1. Just a few hours and we will say goodbye to 1997 and hello to a new year. New Year’s Eve is a time of reflection. A time we look back over the past year and consider what happened in the world and in our lives. A time we look ahead and wonder about the unknown that lies before us.
2. Although this is a time to look back and look ahead, there is one time that is most important to us and that is TODAY.
3. We are often told to make the most of the present - to not dwell in the past or the future. Now is what counts.
4. In a sense this is what the writer to the Hebrew Christians is saying. 5 times he uses the word "Today" in our passage. And he tells us why today is so important to us.
5. He is writing to Christians and we might say to those who think they are Christians.
6. When is today? Today is the time when God speaks to us and we are still able to respond to His word
a. 2 Cor 6:1-2 As God’s fellow workers we urge you not to receive God’s grace in vain. For he says, "In the time of my favor I heard you, and in the day of salvation I helped you." I tell you, now is the time of God’s favor, now is the day of salvation.
b. Today is the day when you have the opportunity to enter into God’s rest. Today may be soon be over for some of us.
c. Today will end one of three ways - when God withdraws His offer of salvation to us, when we die, or when Christ returns.
d. We do not know when today will end so we have to deal with today as if it is right now.
7. Today we hear the voice of God speaking to us. It is the voice that spoke to the people of Israel in the desert of Sinai. It is the voice that spoke through the psalmist top warn the nation of Israel. It is the voice that spoke through the New Testament writer to those who had to decide if they would follow Christ. It is the voice that speaks through me this evening to you who must decide how you respond to God tonight.
8. We are commanded to do three things today.
9. First command begins in vs. 8. Do not harden your hearts.
a. The writer reminds us of what happens if we respond the wrong way. If we harden our heart and reject what God is telling us.
b. The people of Israel had been rescued by God from slavery in Egypt. In Psalm 95, which is quoted in Hebrews, we are reminded by two words of the attitude of the people
c. One Hebrew word of this Psalm is Meribah - a name given to the place of disobedience.
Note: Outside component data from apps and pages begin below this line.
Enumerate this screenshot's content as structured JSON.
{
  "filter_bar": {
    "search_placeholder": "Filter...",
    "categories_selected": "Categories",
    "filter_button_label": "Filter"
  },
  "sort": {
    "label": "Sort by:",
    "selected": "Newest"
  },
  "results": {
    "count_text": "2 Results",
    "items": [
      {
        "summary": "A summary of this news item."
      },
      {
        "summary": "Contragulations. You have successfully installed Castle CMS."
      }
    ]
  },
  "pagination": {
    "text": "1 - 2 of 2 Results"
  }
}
It means rebellion or strife. The Greek equivalent means a faithlessness of heart or refusal to obey
d. The second word is Massah which means testing or proof and is the nane for the place of trial in the wilderness. The rebellion refers to the refusal of the people to take the land that God had promised them. They did not obey God or trust in Him.
e. They wanted to go back to the land of slavery. They refused to know God and to know that He would provide for them. Result found in vs. 11 "They shall never enter my rest". Meant that a 11 day journey through desert became a 40 year journey. Meant that the land of promise, the rest from the wandering and unsettledness was given to only Joshua and Caleb of that generation. The others, of which there were 603,548 men, died in the wilderness.
f. The command is that we must not harden hearts and refuse to obey God when we may find the going tough and the future to uncertain.
10. The second command is in vs. 12 - See to it, brothers, that none of you has a sinful, unbelieving heart that turns away from the living God.
a. There are those who seem to be part of the church, of God’s people, who have hearts, as Calvin describes, that are diseased with sin, corruption, and wickedness that leads to unbelief.
b. We may have been taught the way of God but in the way we live we choose our own way, we become people that turn away from church and from what we believe. Like I did for years.
c. But what we are doing is not just that. It is turning away from the living God. From a deep personal, living relationship with God Himself. People don’t reject the church, or us, when they walk away. They reject God Himself.